Any Troutman-area consumers waiting to purchase spirits from a new ABC store may get very thirsty first. The Town Board is proceeding with caution while they decide how to structure their new facility.
“The voters clearly said they wanted an ABC store,” said Town Manager Ann Bailie, referring to the 64 percent approval from November’s referendum. “Now we have to figure out the best way to get one.”
At the top of the decision-making list is whether the town should establish their own ABC Board or partner with Statesville or Mooresville, both of whom run successful ABC ventures.
Bailie said Statesville’s ABC Board has indicated interest in running a Troutman store, but that she needed to also discuss the issue with Mooresville.
Digital Access for only $0.99
For the most comprehensive local coverage, subscribe today.
In either case, Mayor Elbert Richardson expects it will take “at least two to three years” before the store could turn a profit. That was also confirmed by Laurie Lee, director of the pricing division and ABC board audits for the North Carolina ABC Commission.

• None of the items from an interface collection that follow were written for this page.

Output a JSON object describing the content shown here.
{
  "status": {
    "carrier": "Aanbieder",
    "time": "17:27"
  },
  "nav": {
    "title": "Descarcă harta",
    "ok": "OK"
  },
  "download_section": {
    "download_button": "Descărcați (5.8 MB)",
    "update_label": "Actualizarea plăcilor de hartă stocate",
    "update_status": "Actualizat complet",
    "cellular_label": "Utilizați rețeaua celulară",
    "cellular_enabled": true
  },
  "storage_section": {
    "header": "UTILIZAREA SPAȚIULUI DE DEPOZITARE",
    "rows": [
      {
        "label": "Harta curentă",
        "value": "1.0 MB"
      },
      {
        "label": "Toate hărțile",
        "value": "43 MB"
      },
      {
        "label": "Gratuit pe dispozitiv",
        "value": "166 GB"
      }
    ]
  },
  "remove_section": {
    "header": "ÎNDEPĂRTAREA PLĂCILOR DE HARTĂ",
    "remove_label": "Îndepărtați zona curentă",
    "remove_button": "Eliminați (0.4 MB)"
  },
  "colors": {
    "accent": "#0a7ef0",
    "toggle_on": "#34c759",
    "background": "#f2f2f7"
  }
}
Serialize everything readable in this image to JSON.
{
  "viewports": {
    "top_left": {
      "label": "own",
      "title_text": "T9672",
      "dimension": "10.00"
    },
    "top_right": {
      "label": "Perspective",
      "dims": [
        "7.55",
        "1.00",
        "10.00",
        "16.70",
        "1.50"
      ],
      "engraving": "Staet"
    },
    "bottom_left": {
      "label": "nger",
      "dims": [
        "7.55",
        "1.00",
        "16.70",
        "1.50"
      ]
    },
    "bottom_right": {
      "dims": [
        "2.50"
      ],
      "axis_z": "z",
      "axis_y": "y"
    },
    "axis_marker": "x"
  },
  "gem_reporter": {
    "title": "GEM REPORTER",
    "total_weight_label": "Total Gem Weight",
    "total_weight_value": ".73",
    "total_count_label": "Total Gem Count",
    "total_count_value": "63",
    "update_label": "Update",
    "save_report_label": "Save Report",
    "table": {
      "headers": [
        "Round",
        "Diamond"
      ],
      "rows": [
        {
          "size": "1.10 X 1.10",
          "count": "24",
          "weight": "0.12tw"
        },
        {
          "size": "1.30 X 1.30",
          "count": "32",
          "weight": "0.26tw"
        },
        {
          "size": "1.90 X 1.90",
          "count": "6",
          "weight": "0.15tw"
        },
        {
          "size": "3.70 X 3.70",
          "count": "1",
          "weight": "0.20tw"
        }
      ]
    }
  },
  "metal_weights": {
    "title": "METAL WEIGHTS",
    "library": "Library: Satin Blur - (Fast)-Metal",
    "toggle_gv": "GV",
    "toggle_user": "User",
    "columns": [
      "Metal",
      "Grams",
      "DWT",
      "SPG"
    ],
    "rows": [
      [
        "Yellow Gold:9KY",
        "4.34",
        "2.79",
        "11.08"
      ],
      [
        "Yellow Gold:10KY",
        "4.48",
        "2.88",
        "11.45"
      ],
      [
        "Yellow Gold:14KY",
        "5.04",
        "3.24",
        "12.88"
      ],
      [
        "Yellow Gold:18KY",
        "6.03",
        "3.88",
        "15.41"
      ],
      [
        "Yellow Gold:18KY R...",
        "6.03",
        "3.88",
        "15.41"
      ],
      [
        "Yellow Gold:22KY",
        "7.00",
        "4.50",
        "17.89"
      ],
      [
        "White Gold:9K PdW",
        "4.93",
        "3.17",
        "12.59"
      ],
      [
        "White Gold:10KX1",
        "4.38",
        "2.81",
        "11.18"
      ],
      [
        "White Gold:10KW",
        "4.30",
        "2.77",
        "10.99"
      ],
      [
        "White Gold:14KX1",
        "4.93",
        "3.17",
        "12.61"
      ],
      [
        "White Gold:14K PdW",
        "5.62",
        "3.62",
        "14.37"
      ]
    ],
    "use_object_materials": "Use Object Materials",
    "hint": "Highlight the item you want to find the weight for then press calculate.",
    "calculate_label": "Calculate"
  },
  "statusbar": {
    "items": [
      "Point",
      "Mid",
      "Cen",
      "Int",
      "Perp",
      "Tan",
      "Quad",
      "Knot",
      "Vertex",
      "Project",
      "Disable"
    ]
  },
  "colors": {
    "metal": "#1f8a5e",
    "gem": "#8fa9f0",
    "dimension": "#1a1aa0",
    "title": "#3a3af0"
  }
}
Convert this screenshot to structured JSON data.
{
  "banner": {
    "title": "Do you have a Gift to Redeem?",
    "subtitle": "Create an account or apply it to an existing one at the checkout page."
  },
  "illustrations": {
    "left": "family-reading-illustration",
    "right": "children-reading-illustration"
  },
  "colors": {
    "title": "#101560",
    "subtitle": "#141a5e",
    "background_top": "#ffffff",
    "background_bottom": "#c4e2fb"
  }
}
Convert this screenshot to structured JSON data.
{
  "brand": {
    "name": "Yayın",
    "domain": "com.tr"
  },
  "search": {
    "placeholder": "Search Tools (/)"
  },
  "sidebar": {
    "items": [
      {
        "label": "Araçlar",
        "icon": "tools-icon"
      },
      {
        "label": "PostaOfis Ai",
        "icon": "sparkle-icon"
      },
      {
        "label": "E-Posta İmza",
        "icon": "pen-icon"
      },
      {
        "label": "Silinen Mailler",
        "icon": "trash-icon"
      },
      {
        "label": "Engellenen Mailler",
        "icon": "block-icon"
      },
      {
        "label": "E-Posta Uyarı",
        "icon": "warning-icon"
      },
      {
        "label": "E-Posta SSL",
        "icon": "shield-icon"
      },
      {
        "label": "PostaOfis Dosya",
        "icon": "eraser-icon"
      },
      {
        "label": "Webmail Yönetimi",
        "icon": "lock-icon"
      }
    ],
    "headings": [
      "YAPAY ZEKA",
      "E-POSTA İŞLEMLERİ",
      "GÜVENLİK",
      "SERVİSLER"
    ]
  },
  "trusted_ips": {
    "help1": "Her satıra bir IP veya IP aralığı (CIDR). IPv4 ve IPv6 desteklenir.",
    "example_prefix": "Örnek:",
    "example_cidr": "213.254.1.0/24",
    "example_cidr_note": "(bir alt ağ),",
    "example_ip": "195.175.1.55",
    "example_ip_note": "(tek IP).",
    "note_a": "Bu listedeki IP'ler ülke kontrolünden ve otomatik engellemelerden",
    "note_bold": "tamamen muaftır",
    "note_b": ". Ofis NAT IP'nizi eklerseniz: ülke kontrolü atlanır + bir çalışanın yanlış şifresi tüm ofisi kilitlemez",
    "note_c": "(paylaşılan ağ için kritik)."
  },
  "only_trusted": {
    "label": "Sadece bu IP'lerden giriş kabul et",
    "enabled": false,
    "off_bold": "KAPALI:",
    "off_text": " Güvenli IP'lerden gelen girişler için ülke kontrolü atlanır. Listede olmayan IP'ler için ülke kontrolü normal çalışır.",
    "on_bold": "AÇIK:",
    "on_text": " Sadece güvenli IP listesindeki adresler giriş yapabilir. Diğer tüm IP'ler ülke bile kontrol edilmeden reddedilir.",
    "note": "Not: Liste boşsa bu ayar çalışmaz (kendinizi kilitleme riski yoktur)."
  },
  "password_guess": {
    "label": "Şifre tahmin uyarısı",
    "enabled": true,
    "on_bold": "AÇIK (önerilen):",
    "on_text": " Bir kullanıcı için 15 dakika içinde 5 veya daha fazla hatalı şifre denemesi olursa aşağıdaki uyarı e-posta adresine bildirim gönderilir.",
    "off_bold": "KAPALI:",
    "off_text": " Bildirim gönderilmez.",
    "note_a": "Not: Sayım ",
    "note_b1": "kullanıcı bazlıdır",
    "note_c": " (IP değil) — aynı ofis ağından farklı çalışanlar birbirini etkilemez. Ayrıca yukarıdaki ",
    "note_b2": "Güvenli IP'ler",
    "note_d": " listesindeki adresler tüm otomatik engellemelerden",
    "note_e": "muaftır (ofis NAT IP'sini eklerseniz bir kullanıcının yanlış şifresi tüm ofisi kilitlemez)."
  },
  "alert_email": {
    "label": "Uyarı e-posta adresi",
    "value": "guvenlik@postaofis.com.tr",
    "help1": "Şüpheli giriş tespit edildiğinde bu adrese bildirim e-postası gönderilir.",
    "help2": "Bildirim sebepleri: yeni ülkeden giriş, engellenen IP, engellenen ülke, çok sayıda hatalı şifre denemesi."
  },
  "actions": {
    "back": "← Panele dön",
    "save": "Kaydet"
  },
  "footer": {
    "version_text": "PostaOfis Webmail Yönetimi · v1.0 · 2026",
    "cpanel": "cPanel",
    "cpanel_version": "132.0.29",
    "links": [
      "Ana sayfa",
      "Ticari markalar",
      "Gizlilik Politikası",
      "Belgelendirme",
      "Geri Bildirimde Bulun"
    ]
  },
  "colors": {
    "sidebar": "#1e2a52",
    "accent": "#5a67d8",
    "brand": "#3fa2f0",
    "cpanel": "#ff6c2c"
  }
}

Lee met with the Town Board in January.
A new ABC store normally will not make a profit until its third year of operation, Lee said. She estimated a cost of $100,000 to stock a new store, with another $100,000 to prepare an adequate space with a minimum of 2,500 square feet and $50,000 for initial payroll and other expenses.
“In merging with an existing operation, there are benefits to both parties, which include significant cost savings in start-up and operating expenses,” Lee said. “On the other hand, if Troutman planned to appoint its own ABC Board, I would suggest that a feasibility study be conducted first to determine if their own ABC Store would be practical, profitable and successful.”
Lee also said that any proposed location would have to be approved by the state ABC commission, followed by the submission of a business plan and the securing of necessary funding.
“If we decide to partner with one of our neighbors,” said Troutman board member Paul Henkel, “then I would want Troutman residents and officials there every step of the way to make sure our interests are protected.”
The town board members also want to hear what Mooresville has to say concerning a partnership before deciding on which way to go. Bailie said she and Richardson would set up a meeting with Mooresville and report to the full board at their March meeting.
The Statesville ABC Board operates two stores in Statesville while the Mooresville ABC Board oversees three in Mooresville.
Dave Vieser is a freelance writer. Have a story idea for Dave? Email him at email@example.com.